  9. ^ "Sahih al-Bukhari 3185 - Jizyah and Mawaada'ah - Sunnah.com - Sayings and Teachings of Prophet Muhammad (صلى الله عليه و سلم)". sunnah.com. Retrieved 2021-03-20.
  10. ^ Mubarakpuri, Safiur Rahman (2020-10-06). The Sealed Nectar (Ar-Raheeq Al-Makhtum): Biography of the Noble Prophet Muhammad -Peace Be Upon Him-. Independently Published. ISBN 979-8-6941-4592-3.
  11. ^ E. A. Wallis Budge (Aug 1, 2014). A History of Ethiopia: Volume I: Nubia and Abyssinia. Routledge. pp. vii. ISBN 9781317649151.
  12. ^ M. Elfasi, Ivan Hrbek (1988). Africa from the Seventh to the Eleventh Century. UNESCO. p. 560. ISBN 9789231017094.
  13. ^ a b William Montgomery Watt (1961). Muhammad: Prophet and Statesman. Oxford University Press. ISBN 9780198810780.
  14. ^ Ibn Ishāq (2004). Sīratu Rasūlillāh (tr. Alfred Guillaume). Oxford University Press. p. 146.
  15. ^ Bowersock, G.W (Dr). The Throne of Adulis: Red Sea Wars on the Eve of Islam. Oxford University Press, 2013. ISBN 978-0-19-973932-5
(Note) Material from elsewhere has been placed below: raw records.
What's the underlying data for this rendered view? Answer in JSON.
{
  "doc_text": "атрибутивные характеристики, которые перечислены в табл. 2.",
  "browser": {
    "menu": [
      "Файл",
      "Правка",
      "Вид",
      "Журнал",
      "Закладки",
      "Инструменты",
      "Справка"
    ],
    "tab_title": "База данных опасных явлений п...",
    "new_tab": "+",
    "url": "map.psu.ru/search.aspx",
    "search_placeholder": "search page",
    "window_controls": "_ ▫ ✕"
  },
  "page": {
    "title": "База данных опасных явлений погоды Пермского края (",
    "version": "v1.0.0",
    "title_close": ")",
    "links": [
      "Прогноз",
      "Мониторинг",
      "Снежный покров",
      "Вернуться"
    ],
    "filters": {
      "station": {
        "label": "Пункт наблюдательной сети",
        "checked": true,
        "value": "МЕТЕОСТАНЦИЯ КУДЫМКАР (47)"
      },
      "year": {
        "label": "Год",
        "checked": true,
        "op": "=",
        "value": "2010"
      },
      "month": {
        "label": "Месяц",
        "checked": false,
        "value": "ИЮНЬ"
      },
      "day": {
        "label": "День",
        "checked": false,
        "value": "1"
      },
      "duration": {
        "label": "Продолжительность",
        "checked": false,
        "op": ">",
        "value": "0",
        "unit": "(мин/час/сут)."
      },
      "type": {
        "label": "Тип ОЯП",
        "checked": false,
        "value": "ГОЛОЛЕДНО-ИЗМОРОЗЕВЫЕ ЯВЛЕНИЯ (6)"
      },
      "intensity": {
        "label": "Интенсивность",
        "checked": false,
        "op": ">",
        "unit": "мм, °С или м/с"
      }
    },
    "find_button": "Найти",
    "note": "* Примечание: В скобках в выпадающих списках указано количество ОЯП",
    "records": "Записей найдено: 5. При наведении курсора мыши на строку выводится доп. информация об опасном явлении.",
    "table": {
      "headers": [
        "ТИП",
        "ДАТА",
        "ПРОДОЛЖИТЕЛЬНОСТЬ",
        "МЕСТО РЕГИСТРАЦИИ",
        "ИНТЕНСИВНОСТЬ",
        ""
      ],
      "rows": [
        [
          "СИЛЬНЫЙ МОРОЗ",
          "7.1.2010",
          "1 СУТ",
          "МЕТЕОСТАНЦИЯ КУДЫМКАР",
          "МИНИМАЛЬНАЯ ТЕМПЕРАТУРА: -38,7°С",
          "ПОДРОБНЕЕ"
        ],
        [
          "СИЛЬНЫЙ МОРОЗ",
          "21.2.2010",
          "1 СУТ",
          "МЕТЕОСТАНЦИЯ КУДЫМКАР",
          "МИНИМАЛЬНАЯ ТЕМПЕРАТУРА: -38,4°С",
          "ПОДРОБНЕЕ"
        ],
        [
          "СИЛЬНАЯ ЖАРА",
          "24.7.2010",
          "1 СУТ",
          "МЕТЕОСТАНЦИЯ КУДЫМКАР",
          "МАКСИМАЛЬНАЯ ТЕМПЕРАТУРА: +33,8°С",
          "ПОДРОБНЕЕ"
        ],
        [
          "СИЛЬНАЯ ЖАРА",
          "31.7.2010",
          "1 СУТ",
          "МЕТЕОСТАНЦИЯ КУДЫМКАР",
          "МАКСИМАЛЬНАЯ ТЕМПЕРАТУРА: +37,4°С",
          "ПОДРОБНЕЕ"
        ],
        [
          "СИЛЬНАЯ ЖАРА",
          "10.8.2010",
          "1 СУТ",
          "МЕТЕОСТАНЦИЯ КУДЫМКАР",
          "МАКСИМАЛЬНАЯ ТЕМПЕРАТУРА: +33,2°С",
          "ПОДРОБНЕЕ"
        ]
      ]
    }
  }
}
  16. ^ a b c d The Sealed Nectar The Second 'Aqabah Pledge Archived 2006-11-28 at the Wayback Machine on sunnipath.com
  17. ^ Francis E. Peters, The Monotheists: Jews, Christians, and Muslims in Conflict and Competition, p.96
  18. ^ a b Moojan Momen, An Introduction to Shi'i Islam: The History and Doctrines of Twelver Shiʻism, Yale University Press, p.4
  19. ^ Francis E. Peters, Mecca: A Literary History of the Muslim Holy Land, Princeton University Press, 1994, ISBN 0-691-03267-X, p.54
  20. ^ Daniel W. Brown,A New Introduction to Islam, Blackwell Publishing, p.76, 2004, ISBN 0-631-21604-9
  21. ^ Lings 2006, p. 98.
  22. ^ Armstrong 2007, p. 13.
  23. ^ http://www.icmif.org/doc_store/takaful/Doctrines%20Justifying%20Takaful.doc[permanent dead link]
  24. ^ a b c d e A Restatement of the History of Islam and Muslims chapter "Muhammad's Visit to Ta'if" on al-islam.org
  25. ^ a b c d The Excellent Exemplar – Muhammad
  26. ^ Images from the Prophet's Life Album
  27. ^ Muslimedia.com Archived 2006-11-19 at the Wayback Machine
  28. ^ MPACUK Archived 2005-02-07 at the Wayback Machine
  29. ^ a b "witness-pioneer.org".
  30. ^ a b c d "Islam's Holy Prophet Muhammad - The Millennium Biography of Muhammad The Prophet of Allah - Chapter 30: Persecution". islamic-paths.org. Archived from the original on 21 April 2005.